But, by law, even those who have never had financial problems should receive one of these letters after missing two payments.
The letter features the following text in capitalised and bold font: “IF YOU DO NOT TAKE THE ACTION REQUIRED BY THIS NOTICE BEFORE THE DATE SHOWN THEN THE FURTHER ACTION SET OUT BELOW MAY BE TAKEN AGAINST YOU [OR A SURETY].”
With thousands of people set to fall into debt off the back of the pandemic, the MMHPI are urging the Government to update rules in the Consumer Credit Act to make the letters less threatening, insisting that even small changes could save lives.
The regulatory authorities are currently looking to work around this law with a UK Finance spokesperson saying the letter were “confusing and offputting” and confirming that they support a legislative change.

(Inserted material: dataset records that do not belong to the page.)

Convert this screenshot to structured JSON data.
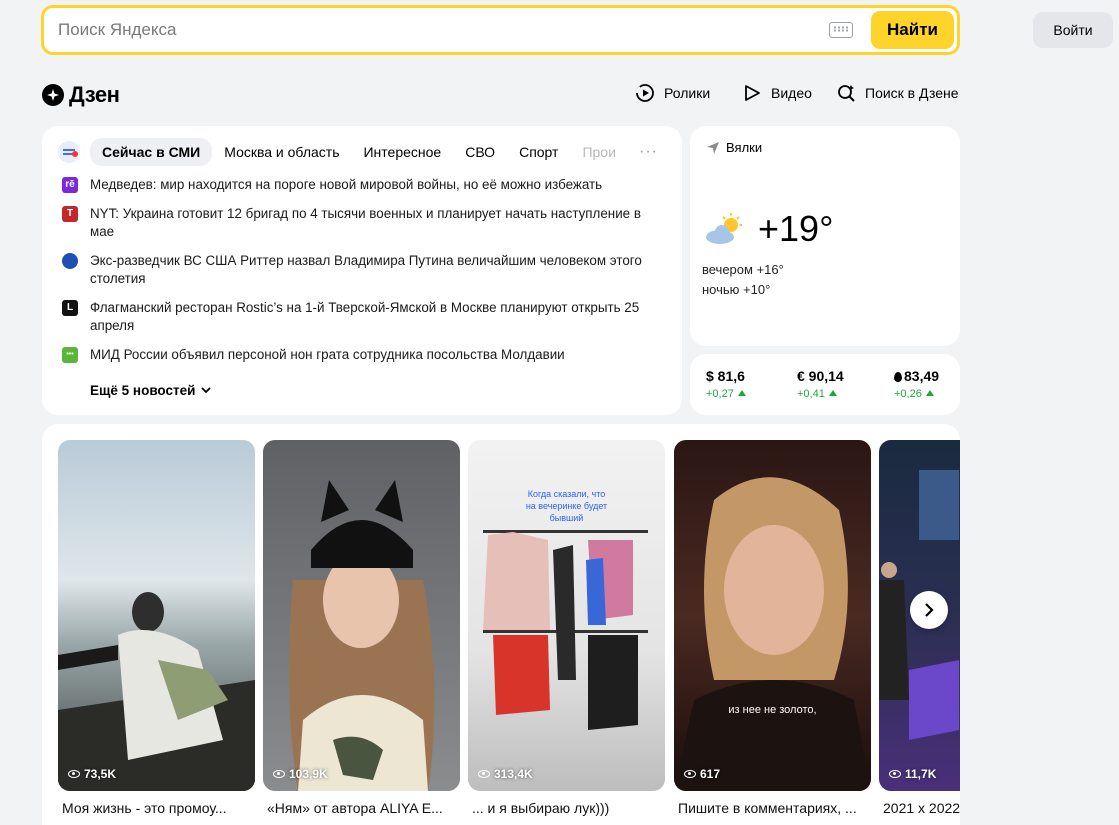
{
  "search": {
    "placeholder": "Поиск Яндекса",
    "button": "Найти"
  },
  "login": "Войти",
  "zen": {
    "logo": "Дзен",
    "nav": [
      {
        "label": "Ролики",
        "icon": "clips-icon"
      },
      {
        "label": "Видео",
        "icon": "play-icon"
      },
      {
        "label": "Поиск в Дзене",
        "icon": "zen-search-icon"
      }
    ]
  },
  "news": {
    "tabs": [
      "Сейчас в СМИ",
      "Москва и область",
      "Интересное",
      "СВО",
      "Спорт",
      "Происшествия"
    ],
    "items": [
      {
        "source_mark": "rē",
        "color": "#7a2ad8",
        "text": "Медведев: мир находится на пороге новой мировой войны, но её можно избежать"
      },
      {
        "source_mark": "Т",
        "color": "#c4262e",
        "text": "NYT: Украина готовит 12 бригад по 4 тысячи военных и планирует начать наступление в мае"
      },
      {
        "source_mark": "",
        "color": "#1f4fb5",
        "text": "Экс-разведчик ВС США Риттер назвал Владимира Путина величайшим человеком этого столетия"
      },
      {
        "source_mark": "L",
        "color": "#111111",
        "text": "Флагманский ресторан Rostic’s на 1-й Тверской-Ямской в Москве планируют открыть 25 апреля"
      },
      {
        "source_mark": "•••",
        "color": "#5bb53a",
        "text": "МИД России объявил персоной нон грата сотрудника посольства Молдавии"
      }
    ],
    "more": "Ещё 5 новостей"
  },
  "weather": {
    "location": "Вялки",
    "temp": "+19°",
    "evening": "вечером +16°",
    "night": "ночью +10°"
  },
  "rates": [
    {
      "label": "$ 81,6",
      "change": "+0,27"
    },
    {
      "label": "€ 90,14",
      "change": "+0,41"
    },
    {
      "label": "83,49",
      "change": "+0,26"
    }
  ],
  "clips": [
    {
      "views": "73,5K",
      "title": "Моя жизнь - это промоу..."
    },
    {
      "views": "103,9K",
      "title": "«Ням» от автора ALIYA E..."
    },
    {
      "views": "313,4K",
      "title": "... и я выбираю лук)))",
      "caption": "Когда сказали, что на вечеринке будет бывший"
    },
    {
      "views": "617",
      "title": "Пишите в комментариях, ...",
      "caption": "из нее не золото,"
    },
    {
      "views": "11,7K",
      "title": "2021 x 2022"
    }
  ]
}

A Treasury spokesperson said: “It’s vitally important that banks communicate with their customers about debt so they can be supported to manage their finances. However, we are aware of the concerns raised and are looking into the issue carefully.”